Website and app data records:
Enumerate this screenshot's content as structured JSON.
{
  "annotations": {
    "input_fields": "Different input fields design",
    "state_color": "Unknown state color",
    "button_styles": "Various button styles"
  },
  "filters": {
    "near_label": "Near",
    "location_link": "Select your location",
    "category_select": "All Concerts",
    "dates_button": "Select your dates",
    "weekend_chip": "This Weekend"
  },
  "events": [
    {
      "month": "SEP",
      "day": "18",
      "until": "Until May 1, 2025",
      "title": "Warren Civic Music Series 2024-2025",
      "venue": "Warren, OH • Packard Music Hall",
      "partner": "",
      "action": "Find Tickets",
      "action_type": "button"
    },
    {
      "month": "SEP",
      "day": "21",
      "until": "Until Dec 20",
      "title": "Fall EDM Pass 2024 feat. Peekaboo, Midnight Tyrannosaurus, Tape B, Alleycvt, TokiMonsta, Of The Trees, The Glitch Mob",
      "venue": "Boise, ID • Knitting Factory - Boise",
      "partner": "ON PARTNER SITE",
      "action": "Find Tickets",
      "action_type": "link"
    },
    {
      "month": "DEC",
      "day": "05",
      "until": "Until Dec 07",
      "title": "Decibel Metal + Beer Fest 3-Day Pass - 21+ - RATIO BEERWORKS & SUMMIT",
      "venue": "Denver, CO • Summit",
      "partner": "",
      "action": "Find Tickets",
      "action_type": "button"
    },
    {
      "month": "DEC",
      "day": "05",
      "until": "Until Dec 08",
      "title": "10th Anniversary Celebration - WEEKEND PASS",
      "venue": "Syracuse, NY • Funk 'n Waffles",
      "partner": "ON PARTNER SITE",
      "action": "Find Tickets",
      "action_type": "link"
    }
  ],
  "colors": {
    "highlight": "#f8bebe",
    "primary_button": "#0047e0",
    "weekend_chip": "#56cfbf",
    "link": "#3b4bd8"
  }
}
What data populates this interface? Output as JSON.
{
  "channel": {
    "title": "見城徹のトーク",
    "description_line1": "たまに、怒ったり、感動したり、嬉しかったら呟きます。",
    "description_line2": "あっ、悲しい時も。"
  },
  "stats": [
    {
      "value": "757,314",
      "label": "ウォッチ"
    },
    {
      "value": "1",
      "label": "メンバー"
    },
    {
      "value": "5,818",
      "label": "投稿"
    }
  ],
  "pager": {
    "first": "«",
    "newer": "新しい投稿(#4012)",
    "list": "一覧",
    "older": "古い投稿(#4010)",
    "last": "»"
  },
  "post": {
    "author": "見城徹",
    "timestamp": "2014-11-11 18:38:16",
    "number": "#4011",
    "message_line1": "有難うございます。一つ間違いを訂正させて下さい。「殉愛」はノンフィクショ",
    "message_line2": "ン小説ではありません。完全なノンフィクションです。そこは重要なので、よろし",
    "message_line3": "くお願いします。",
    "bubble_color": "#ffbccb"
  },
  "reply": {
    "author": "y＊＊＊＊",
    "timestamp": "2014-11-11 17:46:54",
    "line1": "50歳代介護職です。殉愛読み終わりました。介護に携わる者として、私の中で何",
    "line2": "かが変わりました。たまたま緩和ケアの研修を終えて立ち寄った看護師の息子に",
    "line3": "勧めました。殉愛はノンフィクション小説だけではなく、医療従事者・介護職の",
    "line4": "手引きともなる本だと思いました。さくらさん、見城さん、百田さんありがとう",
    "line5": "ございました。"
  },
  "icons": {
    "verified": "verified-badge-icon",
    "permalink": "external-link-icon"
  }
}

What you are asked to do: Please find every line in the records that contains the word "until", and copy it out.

Answer:
      "until": "Until May 1, 2025",
      "until": "Until Dec 20",
      "until": "Until Dec 07",
      "until": "Until Dec 08",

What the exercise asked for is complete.